## [WHAT IS REQUIRED]
Exact reproduction of every record is required, and pictures are to be excluded.

(Beginning of DATASET)

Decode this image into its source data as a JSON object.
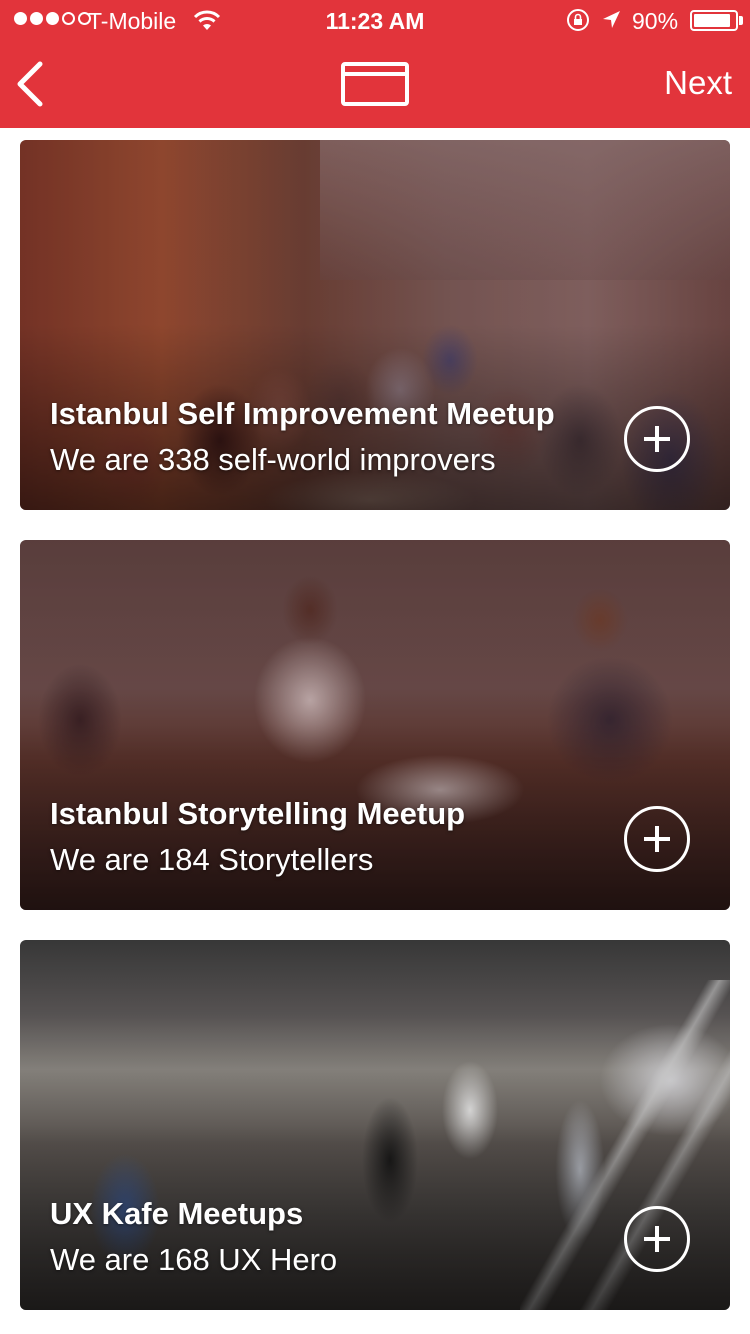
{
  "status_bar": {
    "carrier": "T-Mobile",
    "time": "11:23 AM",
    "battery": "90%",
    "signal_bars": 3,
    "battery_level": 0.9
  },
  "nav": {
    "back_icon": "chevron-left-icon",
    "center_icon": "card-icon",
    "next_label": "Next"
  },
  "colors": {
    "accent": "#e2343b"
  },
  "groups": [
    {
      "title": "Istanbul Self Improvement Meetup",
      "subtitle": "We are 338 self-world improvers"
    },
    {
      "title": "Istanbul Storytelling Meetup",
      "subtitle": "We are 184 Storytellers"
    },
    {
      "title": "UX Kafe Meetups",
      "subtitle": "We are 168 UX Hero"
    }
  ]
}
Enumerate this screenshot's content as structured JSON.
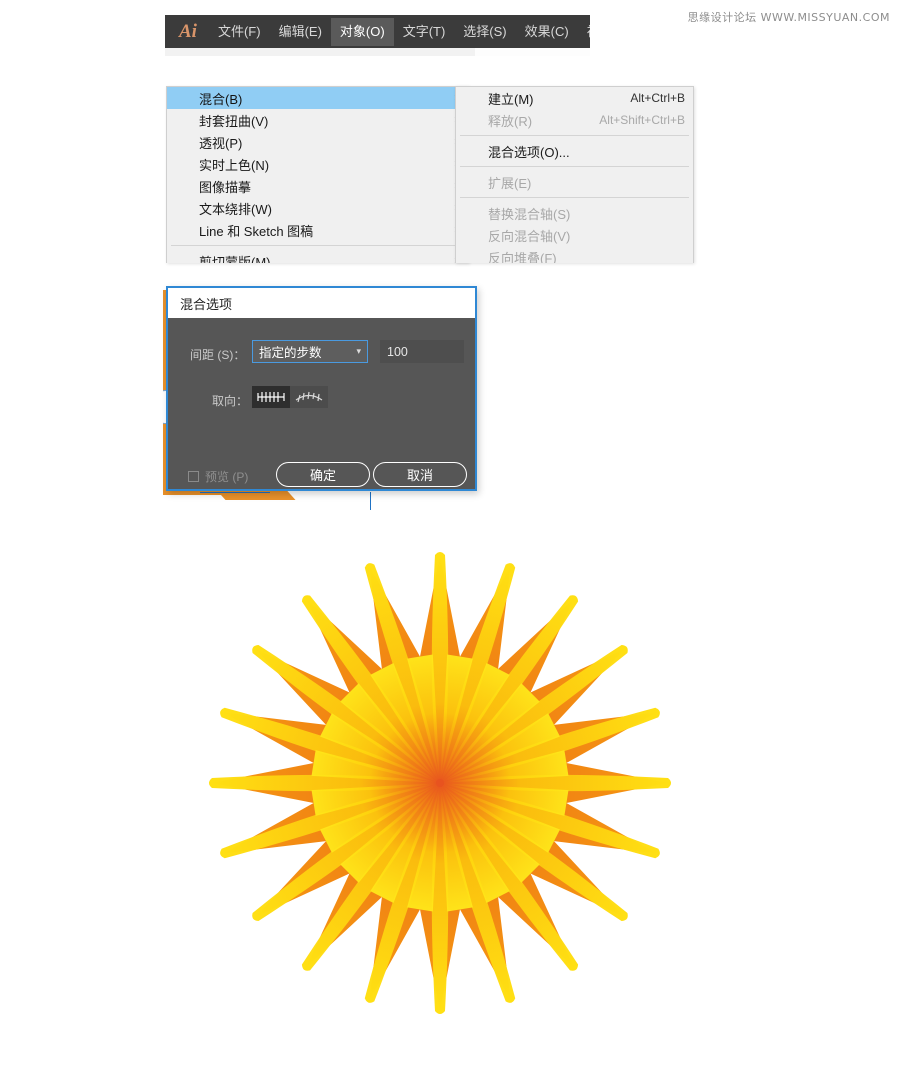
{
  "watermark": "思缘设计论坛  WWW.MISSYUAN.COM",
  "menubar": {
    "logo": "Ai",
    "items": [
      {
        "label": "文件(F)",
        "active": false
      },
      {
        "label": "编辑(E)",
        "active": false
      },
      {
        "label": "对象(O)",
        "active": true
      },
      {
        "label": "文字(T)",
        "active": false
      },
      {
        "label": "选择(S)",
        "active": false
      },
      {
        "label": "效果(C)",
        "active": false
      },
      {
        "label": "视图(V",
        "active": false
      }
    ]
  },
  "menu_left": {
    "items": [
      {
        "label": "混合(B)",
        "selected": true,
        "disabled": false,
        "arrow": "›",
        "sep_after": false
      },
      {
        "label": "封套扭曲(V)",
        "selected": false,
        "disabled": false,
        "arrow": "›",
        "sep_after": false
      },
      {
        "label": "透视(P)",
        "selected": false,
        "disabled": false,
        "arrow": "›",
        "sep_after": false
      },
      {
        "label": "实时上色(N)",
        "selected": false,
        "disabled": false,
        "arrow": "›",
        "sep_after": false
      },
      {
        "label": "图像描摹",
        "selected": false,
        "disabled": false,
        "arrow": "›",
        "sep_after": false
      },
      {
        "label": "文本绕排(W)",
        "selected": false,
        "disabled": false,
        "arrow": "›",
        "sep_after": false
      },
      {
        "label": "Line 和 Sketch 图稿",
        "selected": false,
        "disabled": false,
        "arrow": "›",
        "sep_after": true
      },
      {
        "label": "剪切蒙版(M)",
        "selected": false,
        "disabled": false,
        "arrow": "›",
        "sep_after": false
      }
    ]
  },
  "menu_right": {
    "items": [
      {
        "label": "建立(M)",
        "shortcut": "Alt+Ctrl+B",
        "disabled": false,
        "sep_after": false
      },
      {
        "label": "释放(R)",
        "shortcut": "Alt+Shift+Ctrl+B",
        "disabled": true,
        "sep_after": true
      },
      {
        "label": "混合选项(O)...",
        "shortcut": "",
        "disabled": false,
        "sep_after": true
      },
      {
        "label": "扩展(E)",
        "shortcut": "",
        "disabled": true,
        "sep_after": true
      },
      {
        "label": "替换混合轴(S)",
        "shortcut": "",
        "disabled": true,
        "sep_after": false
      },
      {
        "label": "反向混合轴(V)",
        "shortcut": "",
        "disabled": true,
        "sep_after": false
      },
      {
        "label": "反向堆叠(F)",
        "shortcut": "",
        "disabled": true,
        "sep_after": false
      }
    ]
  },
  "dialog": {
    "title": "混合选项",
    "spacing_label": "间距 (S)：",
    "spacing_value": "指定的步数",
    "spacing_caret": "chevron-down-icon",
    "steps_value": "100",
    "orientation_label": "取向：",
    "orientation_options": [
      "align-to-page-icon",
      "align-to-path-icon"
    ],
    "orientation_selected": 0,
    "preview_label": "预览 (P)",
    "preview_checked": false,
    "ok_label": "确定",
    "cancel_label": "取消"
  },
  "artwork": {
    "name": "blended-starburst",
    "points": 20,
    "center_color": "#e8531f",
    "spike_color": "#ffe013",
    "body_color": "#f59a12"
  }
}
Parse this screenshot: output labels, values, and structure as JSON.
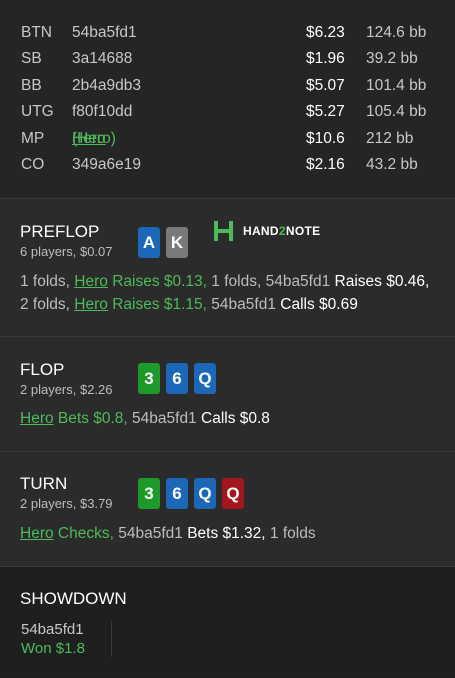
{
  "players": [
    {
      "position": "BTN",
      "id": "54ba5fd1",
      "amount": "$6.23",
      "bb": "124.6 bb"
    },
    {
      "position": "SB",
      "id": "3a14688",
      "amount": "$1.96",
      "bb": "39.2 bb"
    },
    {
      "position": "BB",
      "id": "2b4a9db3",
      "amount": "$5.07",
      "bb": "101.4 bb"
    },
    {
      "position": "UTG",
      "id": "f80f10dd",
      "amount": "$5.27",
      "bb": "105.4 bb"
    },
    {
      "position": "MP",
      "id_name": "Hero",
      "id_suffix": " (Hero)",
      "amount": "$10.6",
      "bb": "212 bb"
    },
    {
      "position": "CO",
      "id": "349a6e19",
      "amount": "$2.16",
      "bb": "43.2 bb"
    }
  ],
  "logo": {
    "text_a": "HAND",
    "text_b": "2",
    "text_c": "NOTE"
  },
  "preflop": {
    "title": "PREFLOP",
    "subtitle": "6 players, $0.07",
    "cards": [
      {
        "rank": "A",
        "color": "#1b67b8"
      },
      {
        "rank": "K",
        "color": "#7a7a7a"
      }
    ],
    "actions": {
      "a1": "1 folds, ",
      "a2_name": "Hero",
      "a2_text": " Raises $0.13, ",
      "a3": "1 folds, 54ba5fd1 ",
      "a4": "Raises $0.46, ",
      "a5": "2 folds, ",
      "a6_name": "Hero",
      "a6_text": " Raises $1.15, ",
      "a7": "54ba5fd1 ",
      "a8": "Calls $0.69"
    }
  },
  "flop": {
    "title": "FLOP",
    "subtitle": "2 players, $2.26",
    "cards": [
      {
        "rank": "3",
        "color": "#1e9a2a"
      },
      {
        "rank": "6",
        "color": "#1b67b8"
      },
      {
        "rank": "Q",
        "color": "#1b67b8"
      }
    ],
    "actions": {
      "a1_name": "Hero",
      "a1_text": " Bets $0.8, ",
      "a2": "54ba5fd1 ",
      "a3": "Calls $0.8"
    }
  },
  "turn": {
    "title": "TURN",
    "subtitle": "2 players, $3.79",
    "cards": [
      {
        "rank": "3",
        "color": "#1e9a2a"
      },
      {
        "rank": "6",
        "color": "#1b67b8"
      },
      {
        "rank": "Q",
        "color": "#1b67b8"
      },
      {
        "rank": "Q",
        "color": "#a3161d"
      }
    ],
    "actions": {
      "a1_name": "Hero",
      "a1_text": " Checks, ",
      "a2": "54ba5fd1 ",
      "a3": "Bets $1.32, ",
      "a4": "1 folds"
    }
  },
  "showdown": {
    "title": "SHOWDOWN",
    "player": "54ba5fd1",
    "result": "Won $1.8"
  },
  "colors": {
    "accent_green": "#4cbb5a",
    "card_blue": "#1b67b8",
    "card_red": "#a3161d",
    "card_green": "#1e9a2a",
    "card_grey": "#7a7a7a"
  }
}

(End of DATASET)

## [REPLY]
Decode this image into its source data as a JSON object.
{
  "status_bar": {
    "carrier": "T-Mobile",
    "time": "11:23 AM",
    "battery": "90%",
    "signal_bars": 3,
    "battery_level": 0.9
  },
  "nav": {
    "back_icon": "chevron-left-icon",
    "center_icon": "card-icon",
    "next_label": "Next"
  },
  "colors": {
    "accent": "#e2343b"
  },
  "groups": [
    {
      "title": "Istanbul Self Improvement Meetup",
      "subtitle": "We are 338 self-world improvers"
    },
    {
      "title": "Istanbul Storytelling Meetup",
      "subtitle": "We are 184 Storytellers"
    },
    {
      "title": "UX Kafe Meetups",
      "subtitle": "We are 168 UX Hero"
    }
  ]
}
Enumerate this screenshot's content as structured JSON.
{
  "watermark": "思缘设计论坛  WWW.MISSYUAN.COM",
  "menubar": {
    "logo": "Ai",
    "items": [
      {
        "label": "文件(F)",
        "active": false
      },
      {
        "label": "编辑(E)",
        "active": false
      },
      {
        "label": "对象(O)",
        "active": true
      },
      {
        "label": "文字(T)",
        "active": false
      },
      {
        "label": "选择(S)",
        "active": false
      },
      {
        "label": "效果(C)",
        "active": false
      },
      {
        "label": "视图(V",
        "active": false
      }
    ]
  },
  "menu_left": {
    "items": [
      {
        "label": "混合(B)",
        "selected": true,
        "disabled": false,
        "arrow": "›",
        "sep_after": false
      },
      {
        "label": "封套扭曲(V)",
        "selected": false,
        "disabled": false,
        "arrow": "›",
        "sep_after": false
      },
      {
        "label": "透视(P)",
        "selected": false,
        "disabled": false,
        "arrow": "›",
        "sep_after": false
      },
      {
        "label": "实时上色(N)",
        "selected": false,
        "disabled": false,
        "arrow": "›",
        "sep_after": false
      },
      {
        "label": "图像描摹",
        "selected": false,
        "disabled": false,
        "arrow": "›",
        "sep_after": false
      },
      {
        "label": "文本绕排(W)",
        "selected": false,
        "disabled": false,
        "arrow": "›",
        "sep_after": false
      },
      {
        "label": "Line 和 Sketch 图稿",
        "selected": false,
        "disabled": false,
        "arrow": "›",
        "sep_after": true
      },
      {
        "label": "剪切蒙版(M)",
        "selected": false,
        "disabled": false,
        "arrow": "›",
        "sep_after": false
      }
    ]
  },
  "menu_right": {
    "items": [
      {
        "label": "建立(M)",
        "shortcut": "Alt+Ctrl+B",
        "disabled": false,
        "sep_after": false
      },
      {
        "label": "释放(R)",
        "shortcut": "Alt+Shift+Ctrl+B",
        "disabled": true,
        "sep_after": true
      },
      {
        "label": "混合选项(O)...",
        "shortcut": "",
        "disabled": false,
        "sep_after": true
      },
      {
        "label": "扩展(E)",
        "shortcut": "",
        "disabled": true,
        "sep_after": true
      },
      {
        "label": "替换混合轴(S)",
        "shortcut": "",
        "disabled": true,
        "sep_after": false
      },
      {
        "label": "反向混合轴(V)",
        "shortcut": "",
        "disabled": true,
        "sep_after": false
      },
      {
        "label": "反向堆叠(F)",
        "shortcut": "",
        "disabled": true,
        "sep_after": false
      }
    ]
  },
  "dialog": {
    "title": "混合选项",
    "spacing_label": "间距 (S)：",
    "spacing_value": "指定的步数",
    "spacing_caret": "chevron-down-icon",
    "steps_value": "100",
    "orientation_label": "取向：",
    "orientation_options": [
      "align-to-page-icon",
      "align-to-path-icon"
    ],
    "orientation_selected": 0,
    "preview_label": "预览 (P)",
    "preview_checked": false,
    "ok_label": "确定",
    "cancel_label": "取消"
  },
  "artwork": {
    "name": "blended-starburst",
    "points": 20,
    "center_color": "#e8531f",
    "spike_color": "#ffe013",
    "body_color": "#f59a12"
  }
}
Parse this screenshot: output labels, values, and structure as JSON.
{
  "players": [
    {
      "position": "BTN",
      "id": "54ba5fd1",
      "amount": "$6.23",
      "bb": "124.6 bb"
    },
    {
      "position": "SB",
      "id": "3a14688",
      "amount": "$1.96",
      "bb": "39.2 bb"
    },
    {
      "position": "BB",
      "id": "2b4a9db3",
      "amount": "$5.07",
      "bb": "101.4 bb"
    },
    {
      "position": "UTG",
      "id": "f80f10dd",
      "amount": "$5.27",
      "bb": "105.4 bb"
    },
    {
      "position": "MP",
      "id_name": "Hero",
      "id_suffix": " (Hero)",
      "amount": "$10.6",
      "bb": "212 bb"
    },
    {
      "position": "CO",
      "id": "349a6e19",
      "amount": "$2.16",
      "bb": "43.2 bb"
    }
  ],
  "logo": {
    "text_a": "HAND",
    "text_b": "2",
    "text_c": "NOTE"
  },
  "preflop": {
    "title": "PREFLOP",
    "subtitle": "6 players, $0.07",
    "cards": [
      {
        "rank": "A",
        "color": "#1b67b8"
      },
      {
        "rank": "K",
        "color": "#7a7a7a"
      }
    ],
    "actions": {
      "a1": "1 folds, ",
      "a2_name": "Hero",
      "a2_text": " Raises $0.13, ",
      "a3": "1 folds, 54ba5fd1 ",
      "a4": "Raises $0.46, ",
      "a5": "2 folds, ",
      "a6_name": "Hero",
      "a6_text": " Raises $1.15, ",
      "a7": "54ba5fd1 ",
      "a8": "Calls $0.69"
    }
  },
  "flop": {
    "title": "FLOP",
    "subtitle": "2 players, $2.26",
    "cards": [
      {
        "rank": "3",
        "color": "#1e9a2a"
      },
      {
        "rank": "6",
        "color": "#1b67b8"
      },
      {
        "rank": "Q",
        "color": "#1b67b8"
      }
    ],
    "actions": {
      "a1_name": "Hero",
      "a1_text": " Bets $0.8, ",
      "a2": "54ba5fd1 ",
      "a3": "Calls $0.8"
    }
  },
  "turn": {
    "title": "TURN",
    "subtitle": "2 players, $3.79",
    "cards": [
      {
        "rank": "3",
        "color": "#1e9a2a"
      },
      {
        "rank": "6",
        "color": "#1b67b8"
      },
      {
        "rank": "Q",
        "color": "#1b67b8"
      },
      {
        "rank": "Q",
        "color": "#a3161d"
      }
    ],
    "actions": {
      "a1_name": "Hero",
      "a1_text": " Checks, ",
      "a2": "54ba5fd1 ",
      "a3": "Bets $1.32, ",
      "a4": "1 folds"
    }
  },
  "showdown": {
    "title": "SHOWDOWN",
    "player": "54ba5fd1",
    "result": "Won $1.8"
  },
  "colors": {
    "accent_green": "#4cbb5a",
    "card_blue": "#1b67b8",
    "card_red": "#a3161d",
    "card_green": "#1e9a2a",
    "card_grey": "#7a7a7a"
  }
}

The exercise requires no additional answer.